Synthetic cathiones work by stimulating the central nervous system. These drugs activate the user’s norepinephrine-dopamine re-uptake inhibitors. Physical side effects of bath salt abuse include loss of appetite and elevated blood pressure. Bath salts cause an elevated level of agitation and aggression, causing users to become a safety risk to those around them. These physical and psychological effects typically last between 3-4 hours or 6-8 hours, depending on how much of the drug has been consumed.
Health Risks Associated With Bath Salts
Bath salt abuse puts users at risk for serious health problems. These health risks include swelling in the brain, increased risk for heart attack, and coma leading to death. Bath salts increase the body temperature, which causes muscle breakdown and kidney damage.
Mental health risks associated with bath salts include:
- auditory and visual hallucinations
- extreme paranoia
- increased wakefulness
- intense panic attacks
- extreme anxiety
Despite these serious physical side effects, bath salt users report a powerful psychological need to continue using the drug once the initial euphoric effects have worn off.
While drug designers claim that synthetic cathiones create effects similar to cocaine, amphetamines and MDMA (ecstasy), little is known about their exact pharmacology. Contents of bath salt packages is rarely consistent. They generally contain at least one of the following six chemicals:
- Methylenedioxypyrovalerone (MDPV)
- Methylmethcathinone (Mephedrone, 4-MMC)
- Methylenedioxymethcathinone (Methylone, MDMC)
- Fluoromethcathinone (Flephedrone, 4-FMC)
- Fluoromethcathinone (3-FMC)
- Methoxymethcathinone (Methedrone, bk-PMMA, PMM)
Cost of Bath Salts
The price of bath salts ranges from $25 to $50 for a 50-milligram packet. They are typically sold as a pure white or brown powder that is labeled “not for human consumption.” However, bath salts are also available in a liquid and crystal form, and may also be sold as a tablet or capsule.
Popular names for “bath salts” include:
- blue silk
- Hurricane Charlie
- ivory snow
- ocean burst
- pure ivory
- purple wave
- red dove
- snow leopard
- vanilla sky
A Plain Deadly Drug
Bath salts are a relatively new designer drug. In 2009, there were zero calls placed to Poison Control Centers regarding bath salt abuse.

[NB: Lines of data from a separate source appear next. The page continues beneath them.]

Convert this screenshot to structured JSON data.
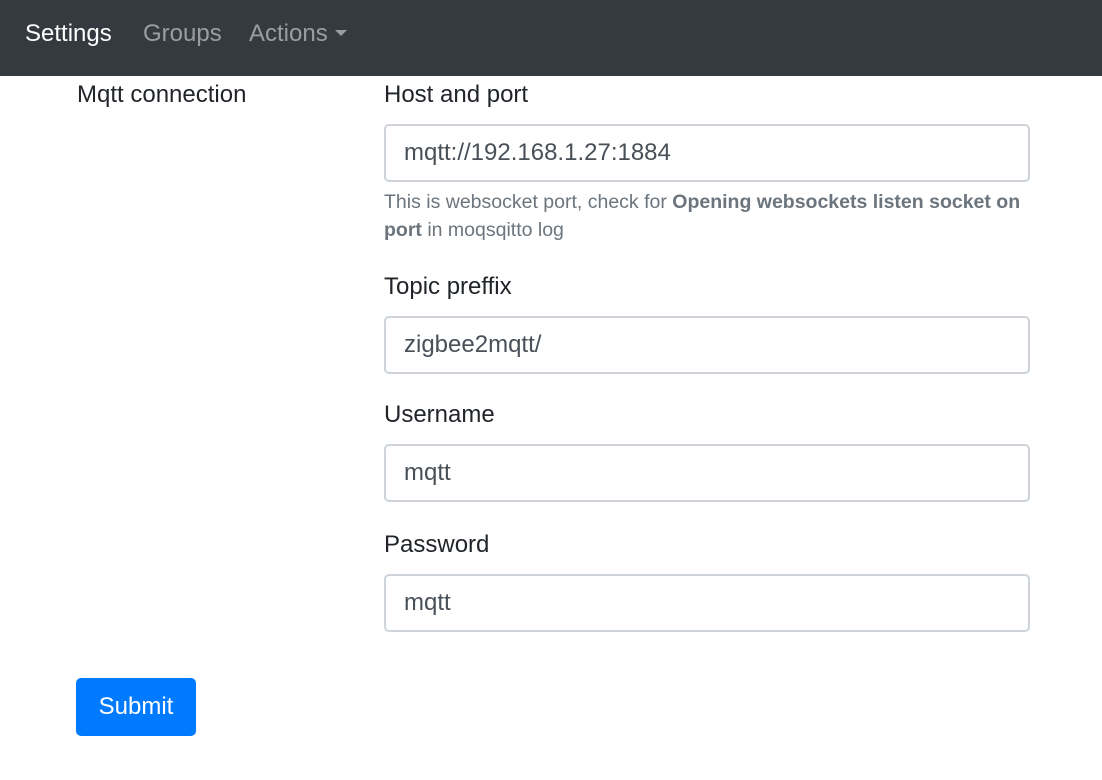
{
  "navbar": {
    "items": [
      {
        "label": "Settings",
        "active": true
      },
      {
        "label": "Groups",
        "active": false
      },
      {
        "label": "Actions",
        "active": false,
        "dropdown": true
      }
    ]
  },
  "form": {
    "section_label": "Mqtt connection",
    "host": {
      "label": "Host and port",
      "value": "mqtt://192.168.1.27:1884",
      "help_prefix": "This is websocket port, check for ",
      "help_bold": "Opening websockets listen socket on port",
      "help_suffix": " in moqsqitto log"
    },
    "topic": {
      "label": "Topic preffix",
      "value": "zigbee2mqtt/"
    },
    "username": {
      "label": "Username",
      "value": "mqtt"
    },
    "password": {
      "label": "Password",
      "value": "mqtt"
    },
    "submit_label": "Submit"
  },
  "colors": {
    "navbar_bg": "#343a40",
    "primary": "#007bff",
    "muted_text": "#6c757d",
    "input_border": "#ced4da"
  }
}
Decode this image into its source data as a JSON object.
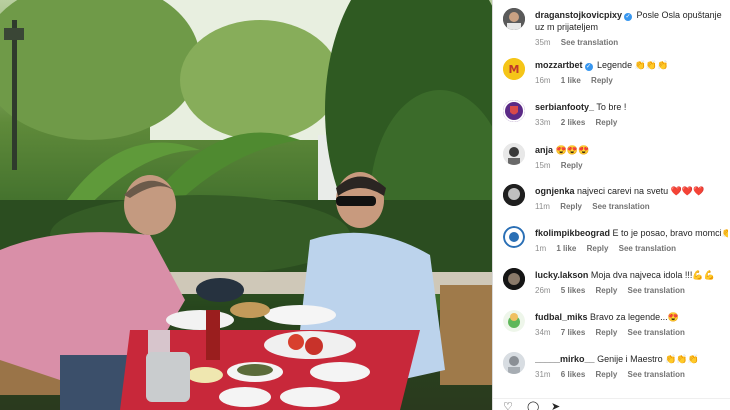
{
  "post": {
    "author": "draganstojkovicpixy",
    "caption": "Posle Osla opuštanje uz m prijateljem",
    "time": "35m",
    "see_translation": "See translation"
  },
  "comments": [
    {
      "user": "mozzartbet",
      "verified": true,
      "text": "Legende 👏👏👏",
      "time": "16m",
      "likes": "1 like",
      "reply": "Reply",
      "translation": ""
    },
    {
      "user": "serbianfooty_",
      "verified": false,
      "text": "To bre !",
      "time": "33m",
      "likes": "2 likes",
      "reply": "Reply",
      "translation": ""
    },
    {
      "user": "anja",
      "verified": false,
      "text": "😍😍😍",
      "time": "15m",
      "likes": "",
      "reply": "Reply",
      "translation": ""
    },
    {
      "user": "ognjenka",
      "verified": false,
      "text": "najveci carevi na svetu ❤️❤️❤️",
      "time": "11m",
      "likes": "",
      "reply": "Reply",
      "translation": "See translation"
    },
    {
      "user": "fkolimpikbeograd",
      "verified": false,
      "text": "E to je posao, bravo momci👏👏",
      "time": "1m",
      "likes": "1 like",
      "reply": "Reply",
      "translation": "See translation"
    },
    {
      "user": "lucky.lakson",
      "verified": false,
      "text": "Moja dva najveca idola !!!💪💪",
      "time": "26m",
      "likes": "5 likes",
      "reply": "Reply",
      "translation": "See translation"
    },
    {
      "user": "fudbal_miks",
      "verified": false,
      "text": "Bravo za legende...😍",
      "time": "34m",
      "likes": "7 likes",
      "reply": "Reply",
      "translation": "See translation"
    },
    {
      "user": "_____mirko__",
      "verified": false,
      "text": "Genije i Maestro 👏👏👏",
      "time": "31m",
      "likes": "6 likes",
      "reply": "Reply",
      "translation": "See translation"
    }
  ],
  "colors": {
    "tablecloth": "#c8283a",
    "shirt_left": "#d98fa8",
    "shirt_right": "#bcd3ec",
    "verified": "#3897f0"
  }
}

Since 2010, however, Poison Control Centers have received 2,237 bath salts related calls from 47 states and the District of Columbia. On December 21, 2010, the American Association of Poison Control Centers issued the first warning about bath salts abuse.